During the reign of Jeroboam II of Israel there are several kings in Judah, some faithful, some not.  The first king was Uzziah (II Kings 15:1-7; II Chronicles 26).  Uzziah’s reign was a lengthy one, lasting fifty-two years.  He was essentially faithful to the Lord.  Yet because of his success he became proud (II Chron. 26:16).  He also allowed idolatry to continue (II Kings 15:4).  In punishment God struck him with leprosy (II Chron. 26:19-23).  He was succeeded by his son Jotham who reigned sixteen years.  He followed the Lord.  Still, the idolatrous shrines continued.  He was followed by his son Ahaz who fell deeper into the idolatry begun by Solomon even to the point of sacrificing children (II Kings 16:1-4).  This trend was reversed by his son Hezekiah.  Hezekiah initiated a number of major reforms (II Kings 18:1-8). This included breaking the bronze serpent that Moses had held up in the wilderness which at this time had become an idol! (II Kings 18:4; John 3:14-15).  Yet Hezekiah, like Uzziah, succumbed to pride and foolishly showed all the wealth of Israel to envoys from Babylon.  Babylon would later invade Judah and destroy Jerusalem and the temple (II Kings 20:12-19).  Hearing of this prophecy from Isaiah, Hezekiah’s response was a callous, “Who cares?  It won’t happen in my lifetime (II Kings 20:19).

II. Hosea’s marriage (1:1-11)

God tells Hosea to go and marry a whore (1:2) (Go back and read that sentence again).  Incredibly we do not read of Hosea’s protesting against such a command.  He obeys God and marries a prostitute, Gomer, daughter of Diblaim. He then proceeds to have three children buy her, all with symbolic names.  They are

  1. Jezreel which means “God sows” (1:4-5). This is a punishment on the house of Jehu who was an appointed king. Jehu led a brutal massacre of the people of Jezreel (II Kings 10:1-11).  After wiping out much of the idolatry in Israel Jehu tragically turned away from the Lord (II Kings 10:31).
  2. Lo-ruhamah which means “not pitied.” While God is still supporting Judah (at this time) he is preparing to judge Israel (1:6-7).
  3. Lo-ammi which means “I am not yours.” (1:9)

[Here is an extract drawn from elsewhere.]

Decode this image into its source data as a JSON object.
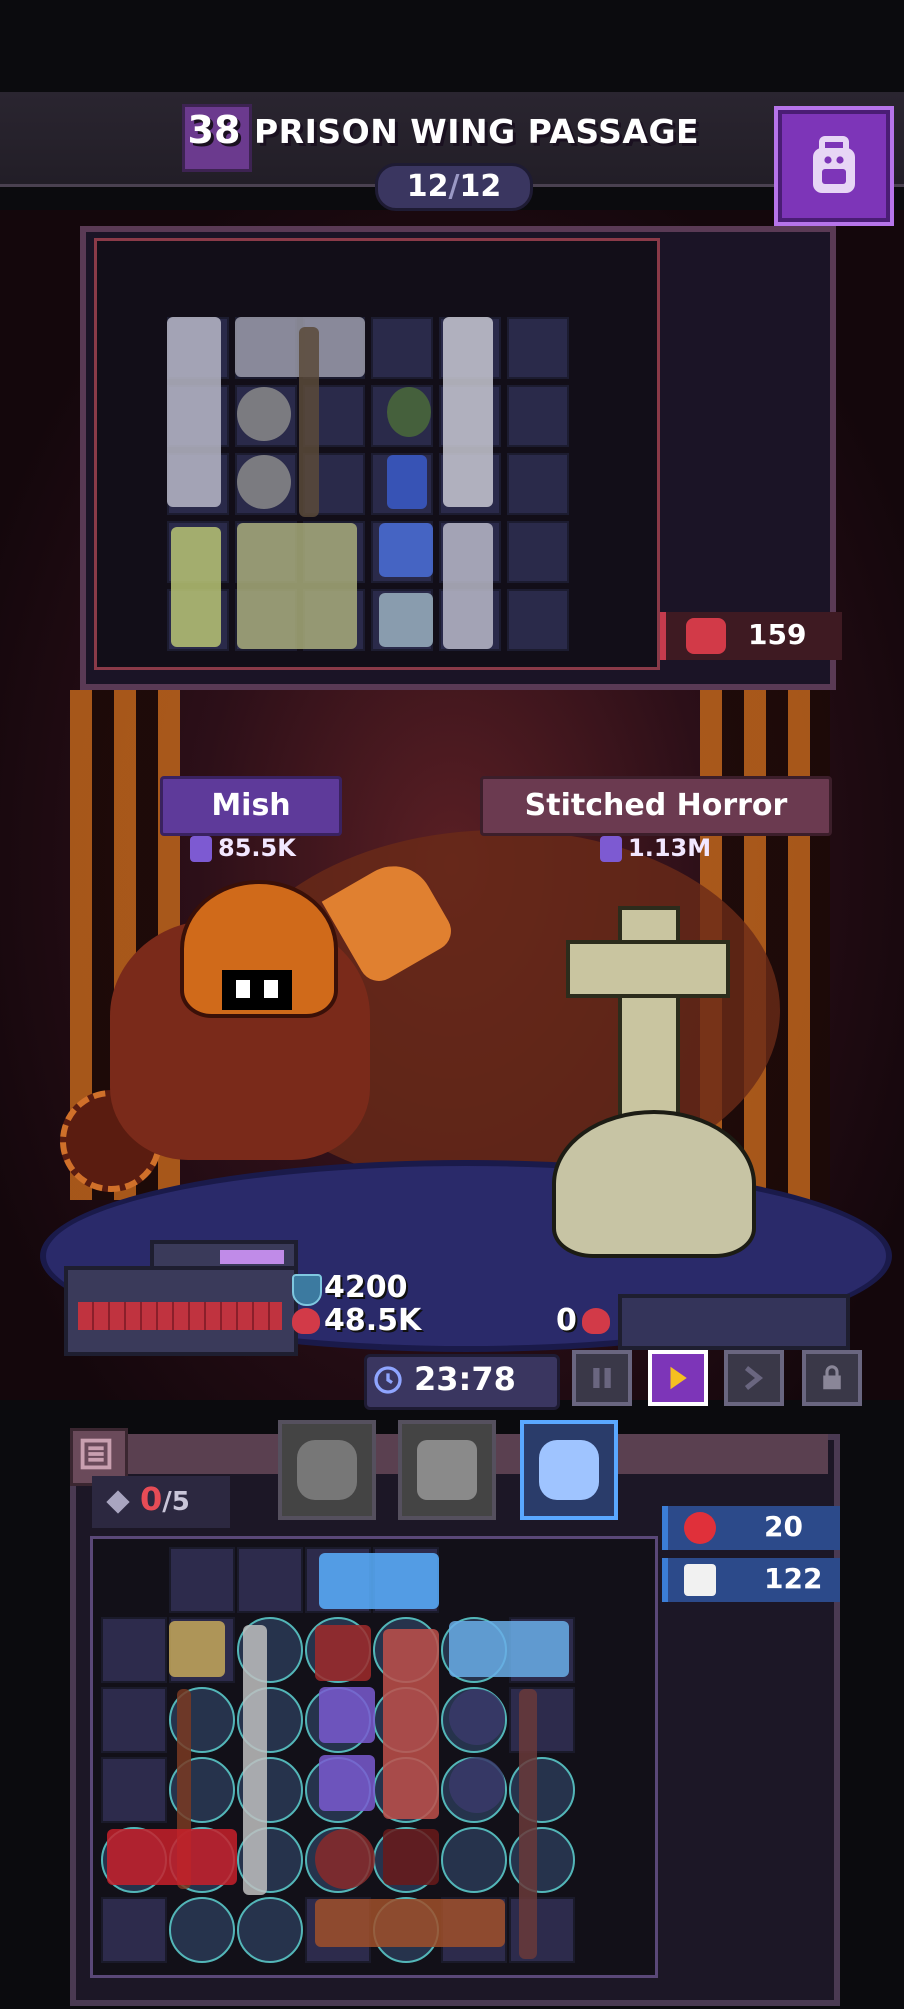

However, there is God’s “yet.”  The chapter ends with God’s promise to restore both the people of Israel and Judah.  Paul quotes this passage later (Rom. 9:25-26).

God is using the example of Hosea to show what he has had to endure by his love for Israel which is continually unfaithful, going after other gods.  Yet in the midst of judgment God continues to announce his mercy (1:10-11).  This is God’s scandalous grace.

It is important to note that God frequently works through so-called “fallen women.”  These include Tamar (Gen. 38:1-30; Matt. 1:3), Rahab (Joshua 2:1-24; Matt. 1:5), Bathsheba (II Sam. 11:1-27; Matt. 1:6), the woman at the well (John 4:1-42), the prostitute in Luke 7:36-50) and Mary Magdalene (Luke 8:1-2).

Through Hosea God is making the dramatic statement that Israel is essentially a spiritual prostitute.  This however is only the first scene of the scandal that unfolds in the Book of Hosea.

 

Questions for Us –

  1. What does God’s command to Hosea tell us about his mercy and love?
  2. In what ways are we spiritual prostitutes?
  3. What hope can we take from this story?

Next Study – Hosea chapter 2 – “The Scope of God’s Love”